Seoul, Aug 1 (efe-epa).- The leader of a Christian sect in South Korea was arrested Saturday for allegedly trying to obstruct the government’s efforts to contain the spread of the novel coronavirus.
Shincheonji Church of Jesus, led by 89-year old founder Lee Man-hee, became the epicenter of the main COVID-19 outbreak that has affected South Korea.
A court in Suwon, south of Seoul, issued an arrest warrant for Lee on suspicion of submitting false documents to health authorities regarding the number of participants at the sect’s gatherings in February, as well as their locations.
It was during that month that the fringe religious group became a hot spot for the spread of COVID-19 in the country.
Lee is also accused of embezzling some 5.6 billion won (around $4.6 million) from the sect’s funds and of organizing unauthorized religious events between 2015 and 2019, South Korean news agency Yonhap reported.
The court observed that several of the charges have been “ascertained” and that there have been circumstances indicating systematic attempts to destroy evidence by Lee and a risk of similar attempts being made in the future.
Prosecutors questioned him twice last month, filed the arrest request on Tuesday, and the court held a hearing to review it on Friday.
In July, seven other senior members of the sect were also accused of obstructing investigations and violating infectious disease control laws, with three of them arrested.

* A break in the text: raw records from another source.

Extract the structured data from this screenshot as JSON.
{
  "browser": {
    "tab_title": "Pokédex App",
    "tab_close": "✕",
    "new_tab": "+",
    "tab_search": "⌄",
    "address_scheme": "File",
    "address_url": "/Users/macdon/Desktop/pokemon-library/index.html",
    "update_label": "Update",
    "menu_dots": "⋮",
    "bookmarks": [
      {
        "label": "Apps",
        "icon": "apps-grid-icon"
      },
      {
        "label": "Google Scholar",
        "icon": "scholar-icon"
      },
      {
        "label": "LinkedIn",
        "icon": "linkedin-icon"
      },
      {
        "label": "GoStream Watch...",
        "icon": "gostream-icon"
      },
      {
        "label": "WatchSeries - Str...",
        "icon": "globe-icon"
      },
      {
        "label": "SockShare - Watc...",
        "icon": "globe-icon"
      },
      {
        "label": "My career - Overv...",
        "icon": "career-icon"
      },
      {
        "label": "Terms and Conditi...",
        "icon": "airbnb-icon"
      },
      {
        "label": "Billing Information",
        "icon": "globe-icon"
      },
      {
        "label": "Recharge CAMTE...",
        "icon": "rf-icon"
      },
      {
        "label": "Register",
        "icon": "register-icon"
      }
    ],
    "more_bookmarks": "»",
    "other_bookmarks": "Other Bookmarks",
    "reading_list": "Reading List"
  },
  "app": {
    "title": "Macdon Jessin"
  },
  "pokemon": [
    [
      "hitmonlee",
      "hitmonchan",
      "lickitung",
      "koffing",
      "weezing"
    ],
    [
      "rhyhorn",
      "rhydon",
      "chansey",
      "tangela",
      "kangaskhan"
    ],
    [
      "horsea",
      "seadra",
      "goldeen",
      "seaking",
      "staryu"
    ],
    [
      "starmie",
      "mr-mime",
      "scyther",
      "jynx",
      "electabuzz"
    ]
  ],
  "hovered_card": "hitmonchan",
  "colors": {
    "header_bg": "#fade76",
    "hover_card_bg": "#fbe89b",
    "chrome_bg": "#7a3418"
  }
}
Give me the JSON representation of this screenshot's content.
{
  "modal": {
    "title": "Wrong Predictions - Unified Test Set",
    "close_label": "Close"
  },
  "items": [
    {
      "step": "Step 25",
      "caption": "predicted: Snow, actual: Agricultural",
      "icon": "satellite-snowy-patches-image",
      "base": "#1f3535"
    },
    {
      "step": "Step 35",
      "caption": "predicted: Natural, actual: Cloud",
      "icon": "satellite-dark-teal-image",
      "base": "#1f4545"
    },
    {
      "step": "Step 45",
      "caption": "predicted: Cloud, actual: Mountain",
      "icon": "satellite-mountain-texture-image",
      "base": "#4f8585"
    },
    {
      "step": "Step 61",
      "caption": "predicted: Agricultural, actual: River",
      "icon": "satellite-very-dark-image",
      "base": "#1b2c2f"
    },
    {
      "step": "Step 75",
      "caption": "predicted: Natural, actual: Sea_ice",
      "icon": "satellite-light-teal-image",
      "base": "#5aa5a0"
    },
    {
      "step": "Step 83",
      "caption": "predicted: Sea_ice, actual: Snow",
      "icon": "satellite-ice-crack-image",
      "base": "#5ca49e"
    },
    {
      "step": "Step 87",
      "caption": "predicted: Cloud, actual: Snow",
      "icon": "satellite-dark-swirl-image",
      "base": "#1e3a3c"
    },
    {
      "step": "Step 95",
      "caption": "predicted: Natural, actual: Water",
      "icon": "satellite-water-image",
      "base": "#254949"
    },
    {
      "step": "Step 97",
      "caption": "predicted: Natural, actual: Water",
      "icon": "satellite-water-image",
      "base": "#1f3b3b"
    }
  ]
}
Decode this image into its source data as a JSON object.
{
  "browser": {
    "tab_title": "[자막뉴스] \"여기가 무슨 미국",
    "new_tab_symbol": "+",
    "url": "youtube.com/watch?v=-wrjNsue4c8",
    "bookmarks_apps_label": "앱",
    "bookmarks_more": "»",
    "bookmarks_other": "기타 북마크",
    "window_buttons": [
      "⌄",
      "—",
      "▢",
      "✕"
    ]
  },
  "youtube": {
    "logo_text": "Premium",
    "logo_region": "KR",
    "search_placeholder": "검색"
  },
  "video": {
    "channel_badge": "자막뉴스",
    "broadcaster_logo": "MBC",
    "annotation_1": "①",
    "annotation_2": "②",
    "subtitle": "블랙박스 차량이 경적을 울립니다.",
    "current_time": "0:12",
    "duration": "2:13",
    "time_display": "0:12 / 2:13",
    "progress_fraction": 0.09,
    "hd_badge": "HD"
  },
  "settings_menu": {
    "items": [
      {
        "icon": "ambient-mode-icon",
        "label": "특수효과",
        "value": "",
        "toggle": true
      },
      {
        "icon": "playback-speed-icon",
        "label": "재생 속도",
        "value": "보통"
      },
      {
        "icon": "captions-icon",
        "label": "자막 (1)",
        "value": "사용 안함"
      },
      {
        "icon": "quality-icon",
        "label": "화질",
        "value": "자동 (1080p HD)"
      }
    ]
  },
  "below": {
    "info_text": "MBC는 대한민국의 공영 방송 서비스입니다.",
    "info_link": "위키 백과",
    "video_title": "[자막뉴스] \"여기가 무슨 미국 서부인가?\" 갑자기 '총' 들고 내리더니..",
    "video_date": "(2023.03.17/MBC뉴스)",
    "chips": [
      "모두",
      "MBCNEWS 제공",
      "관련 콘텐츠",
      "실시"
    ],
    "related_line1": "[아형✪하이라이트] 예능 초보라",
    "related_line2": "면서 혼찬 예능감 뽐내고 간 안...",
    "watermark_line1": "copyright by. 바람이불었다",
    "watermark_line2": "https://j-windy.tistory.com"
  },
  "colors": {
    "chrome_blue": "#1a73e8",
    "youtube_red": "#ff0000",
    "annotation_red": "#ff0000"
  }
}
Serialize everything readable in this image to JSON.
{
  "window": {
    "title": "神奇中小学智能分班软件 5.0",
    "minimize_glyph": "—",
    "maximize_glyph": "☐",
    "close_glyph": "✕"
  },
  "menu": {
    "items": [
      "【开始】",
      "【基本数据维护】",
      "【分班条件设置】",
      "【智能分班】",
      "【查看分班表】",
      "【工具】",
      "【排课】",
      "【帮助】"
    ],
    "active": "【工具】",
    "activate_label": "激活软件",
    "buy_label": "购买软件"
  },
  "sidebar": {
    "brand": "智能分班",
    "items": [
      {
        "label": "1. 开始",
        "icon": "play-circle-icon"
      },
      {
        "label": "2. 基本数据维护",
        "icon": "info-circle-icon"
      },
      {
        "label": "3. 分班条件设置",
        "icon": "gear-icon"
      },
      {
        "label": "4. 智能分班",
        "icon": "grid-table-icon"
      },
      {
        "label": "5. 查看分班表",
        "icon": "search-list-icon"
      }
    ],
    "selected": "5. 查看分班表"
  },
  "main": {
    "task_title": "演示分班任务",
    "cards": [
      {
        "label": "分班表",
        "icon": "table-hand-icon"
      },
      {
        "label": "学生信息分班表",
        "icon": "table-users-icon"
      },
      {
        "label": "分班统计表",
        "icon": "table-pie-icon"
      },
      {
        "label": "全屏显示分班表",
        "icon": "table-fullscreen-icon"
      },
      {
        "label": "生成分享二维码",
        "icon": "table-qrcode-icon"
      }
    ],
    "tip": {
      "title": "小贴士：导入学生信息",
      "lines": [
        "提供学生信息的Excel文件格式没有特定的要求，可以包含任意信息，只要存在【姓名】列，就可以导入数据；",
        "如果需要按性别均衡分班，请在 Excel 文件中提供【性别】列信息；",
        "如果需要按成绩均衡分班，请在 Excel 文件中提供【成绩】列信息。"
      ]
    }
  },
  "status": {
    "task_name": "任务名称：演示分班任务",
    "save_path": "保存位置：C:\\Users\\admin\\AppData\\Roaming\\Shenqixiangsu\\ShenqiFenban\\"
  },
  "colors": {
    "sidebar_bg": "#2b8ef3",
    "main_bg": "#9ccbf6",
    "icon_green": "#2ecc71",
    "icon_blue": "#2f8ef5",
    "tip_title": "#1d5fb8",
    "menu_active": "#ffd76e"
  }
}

Some 4,000 Shincheonji members, mainly from the city of Daegu, about 230 kilometers (143 miles) southeast of Seoul, were infected with COVID-19 and became the source of an outbreak that caused more than 5,000 cases in total.
This figure is more than one-third of the total confirmed cases (14,305) recorded in the country so far.
The Shincheonji Church of Jesus cult was founded by Lee in 1984 and does not have a favorable image among the South Korean public.
Some privy to the activities of the group regard it as destructive because of the effect it has had on some of its members, who cut off all ties with friends and family, and the secrecy concerning many of its activities, including maneuvers to gain new followers. EFE-EPA